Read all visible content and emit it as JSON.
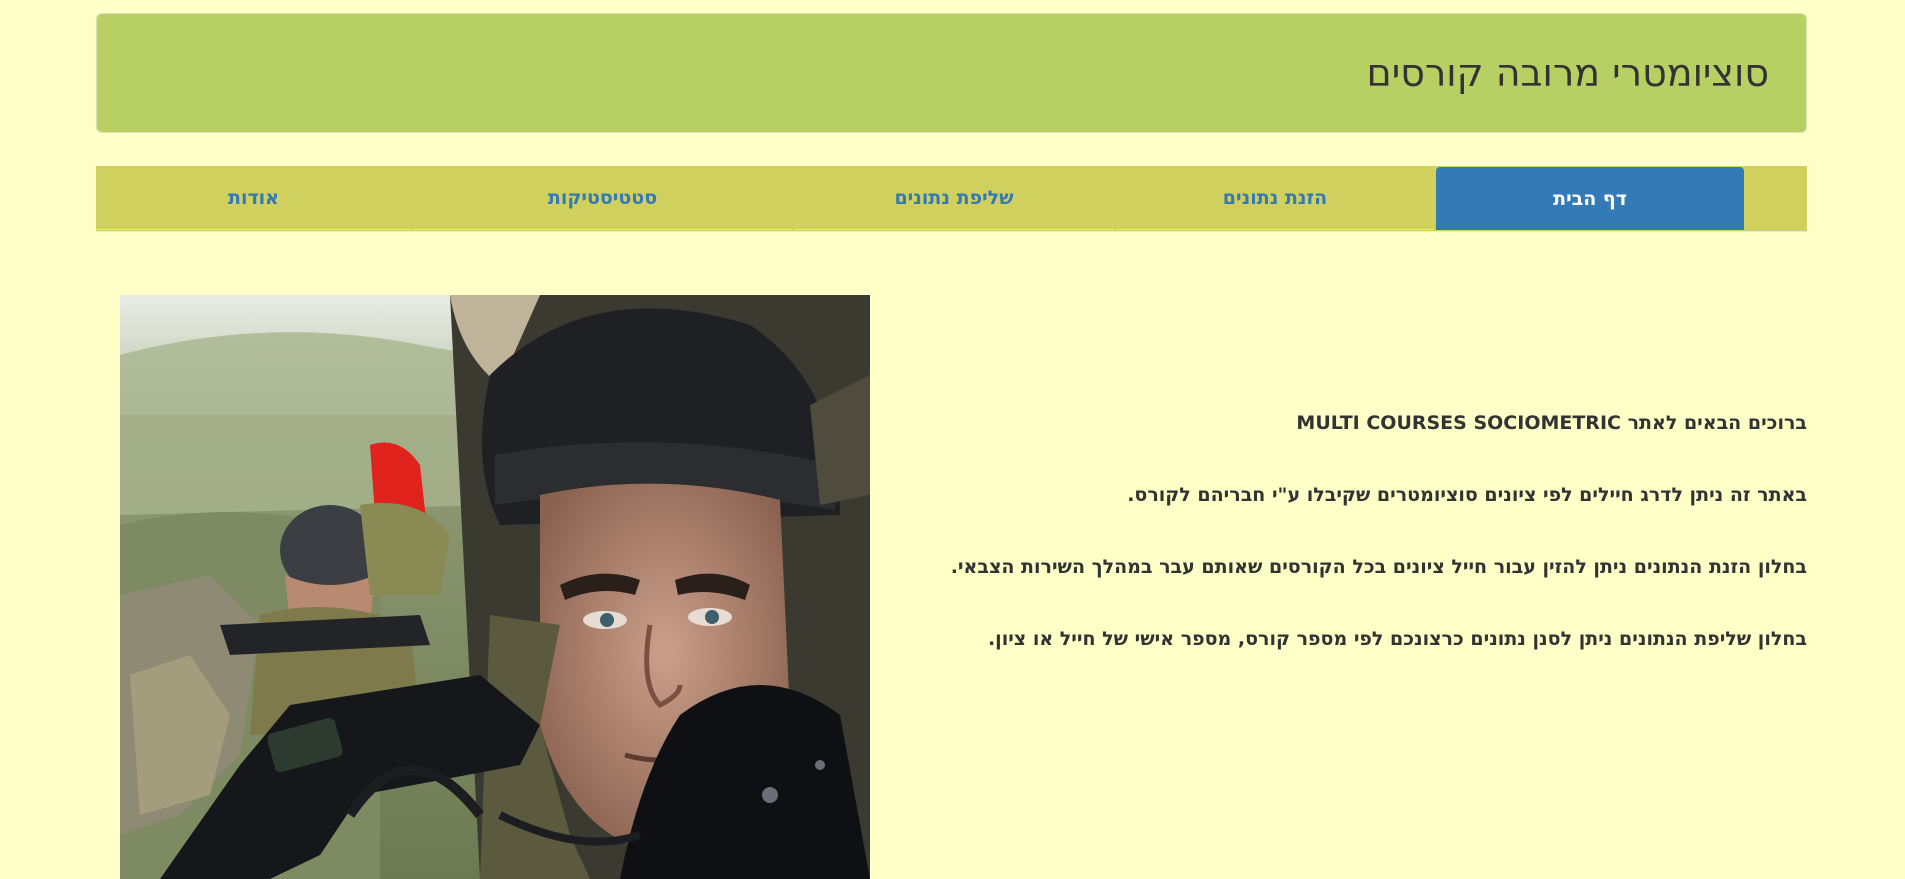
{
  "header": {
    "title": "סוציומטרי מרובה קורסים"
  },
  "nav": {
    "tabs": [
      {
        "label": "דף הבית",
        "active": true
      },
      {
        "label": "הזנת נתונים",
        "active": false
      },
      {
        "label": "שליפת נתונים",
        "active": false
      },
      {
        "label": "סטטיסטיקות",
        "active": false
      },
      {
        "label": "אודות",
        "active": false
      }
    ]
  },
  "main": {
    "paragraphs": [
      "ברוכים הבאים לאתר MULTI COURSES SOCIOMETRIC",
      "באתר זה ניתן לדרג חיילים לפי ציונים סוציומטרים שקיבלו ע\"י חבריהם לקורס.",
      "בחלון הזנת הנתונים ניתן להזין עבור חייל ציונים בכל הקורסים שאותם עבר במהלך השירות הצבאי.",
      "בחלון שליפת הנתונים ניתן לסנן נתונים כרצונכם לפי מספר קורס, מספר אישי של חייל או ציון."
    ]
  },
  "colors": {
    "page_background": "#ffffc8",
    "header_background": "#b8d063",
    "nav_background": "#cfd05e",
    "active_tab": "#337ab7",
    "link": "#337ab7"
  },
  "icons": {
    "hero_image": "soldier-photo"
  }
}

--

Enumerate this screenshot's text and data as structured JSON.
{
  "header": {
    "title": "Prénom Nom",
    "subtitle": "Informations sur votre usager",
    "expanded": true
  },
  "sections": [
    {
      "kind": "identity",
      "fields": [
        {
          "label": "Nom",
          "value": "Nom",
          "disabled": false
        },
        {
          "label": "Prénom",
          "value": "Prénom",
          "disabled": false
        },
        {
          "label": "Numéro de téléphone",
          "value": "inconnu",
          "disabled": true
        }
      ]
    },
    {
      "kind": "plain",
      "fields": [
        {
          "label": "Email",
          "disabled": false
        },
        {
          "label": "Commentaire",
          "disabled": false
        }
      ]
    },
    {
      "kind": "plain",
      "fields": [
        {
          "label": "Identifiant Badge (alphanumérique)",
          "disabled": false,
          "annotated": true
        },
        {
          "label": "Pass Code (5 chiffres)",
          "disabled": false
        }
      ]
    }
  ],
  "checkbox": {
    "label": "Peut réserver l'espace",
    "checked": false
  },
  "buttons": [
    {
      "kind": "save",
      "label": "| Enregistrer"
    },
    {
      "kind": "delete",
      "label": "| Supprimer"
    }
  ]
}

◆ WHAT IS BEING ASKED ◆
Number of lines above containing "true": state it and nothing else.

◆ RESULT BELOW ◆
4